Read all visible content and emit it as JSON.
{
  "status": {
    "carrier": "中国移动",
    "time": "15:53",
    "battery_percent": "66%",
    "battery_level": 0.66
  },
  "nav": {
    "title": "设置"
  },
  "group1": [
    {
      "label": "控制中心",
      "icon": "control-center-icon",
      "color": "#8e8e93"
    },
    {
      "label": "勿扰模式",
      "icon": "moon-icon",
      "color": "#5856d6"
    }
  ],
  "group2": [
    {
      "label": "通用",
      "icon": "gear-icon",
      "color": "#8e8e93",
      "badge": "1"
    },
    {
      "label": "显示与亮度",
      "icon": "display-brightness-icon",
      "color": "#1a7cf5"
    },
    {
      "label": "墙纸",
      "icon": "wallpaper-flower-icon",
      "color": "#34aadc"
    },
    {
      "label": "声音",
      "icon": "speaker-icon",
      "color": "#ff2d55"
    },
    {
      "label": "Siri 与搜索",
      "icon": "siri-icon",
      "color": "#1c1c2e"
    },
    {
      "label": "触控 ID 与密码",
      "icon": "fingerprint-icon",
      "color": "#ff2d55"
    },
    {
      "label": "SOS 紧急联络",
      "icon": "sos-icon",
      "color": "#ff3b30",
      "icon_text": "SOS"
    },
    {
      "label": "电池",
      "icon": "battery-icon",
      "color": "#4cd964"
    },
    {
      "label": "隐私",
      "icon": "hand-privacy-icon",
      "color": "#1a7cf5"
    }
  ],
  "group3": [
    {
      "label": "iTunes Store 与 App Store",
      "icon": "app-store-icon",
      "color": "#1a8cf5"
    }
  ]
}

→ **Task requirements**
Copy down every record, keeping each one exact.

→ **Expected output**
Read all visible content and emit it as JSON.
{
  "status": {
    "carrier": "中国移动",
    "time": "15:53",
    "battery_percent": "66%",
    "battery_level": 0.66
  },
  "nav": {
    "title": "设置"
  },
  "group1": [
    {
      "label": "控制中心",
      "icon": "control-center-icon",
      "color": "#8e8e93"
    },
    {
      "label": "勿扰模式",
      "icon": "moon-icon",
      "color": "#5856d6"
    }
  ],
  "group2": [
    {
      "label": "通用",
      "icon": "gear-icon",
      "color": "#8e8e93",
      "badge": "1"
    },
    {
      "label": "显示与亮度",
      "icon": "display-brightness-icon",
      "color": "#1a7cf5"
    },
    {
      "label": "墙纸",
      "icon": "wallpaper-flower-icon",
      "color": "#34aadc"
    },
    {
      "label": "声音",
      "icon": "speaker-icon",
      "color": "#ff2d55"
    },
    {
      "label": "Siri 与搜索",
      "icon": "siri-icon",
      "color": "#1c1c2e"
    },
    {
      "label": "触控 ID 与密码",
      "icon": "fingerprint-icon",
      "color": "#ff2d55"
    },
    {
      "label": "SOS 紧急联络",
      "icon": "sos-icon",
      "color": "#ff3b30",
      "icon_text": "SOS"
    },
    {
      "label": "电池",
      "icon": "battery-icon",
      "color": "#4cd964"
    },
    {
      "label": "隐私",
      "icon": "hand-privacy-icon",
      "color": "#1a7cf5"
    }
  ],
  "group3": [
    {
      "label": "iTunes Store 与 App Store",
      "icon": "app-store-icon",
      "color": "#1a8cf5"
    }
  ]
}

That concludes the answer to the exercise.